■ WHAT THE TASK REQUIRES: Below are some records. Count the lines with "value" in them and give nothing but the total.
**** DATA PROVIDED
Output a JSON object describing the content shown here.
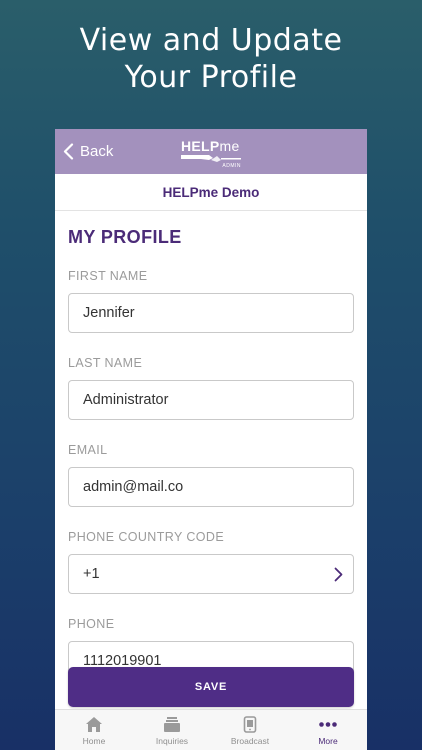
{
  "promo": {
    "title_line1": "View and Update",
    "title_line2": "Your Profile"
  },
  "navbar": {
    "back_label": "Back",
    "logo_word_bold": "HELP",
    "logo_word_light": "me",
    "logo_sub": "ADMIN"
  },
  "org": {
    "name": "HELPme Demo"
  },
  "profile": {
    "heading": "MY PROFILE",
    "first_name": {
      "label": "FIRST NAME",
      "value": "Jennifer"
    },
    "last_name": {
      "label": "LAST NAME",
      "value": "Administrator"
    },
    "email": {
      "label": "EMAIL",
      "value": "admin@mail.co"
    },
    "country_code": {
      "label": "PHONE COUNTRY CODE",
      "value": "+1"
    },
    "phone": {
      "label": "PHONE",
      "value": "1112019901"
    },
    "save_label": "SAVE"
  },
  "tabs": [
    {
      "label": "Home",
      "icon": "home-icon"
    },
    {
      "label": "Inquiries",
      "icon": "inbox-icon"
    },
    {
      "label": "Broadcast",
      "icon": "broadcast-icon"
    },
    {
      "label": "More",
      "icon": "more-icon"
    }
  ],
  "colors": {
    "accent": "#4b2b78",
    "navbar": "#a391bd",
    "button": "#4f2d86"
  }
}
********
■ OUTPUT BELOW: 5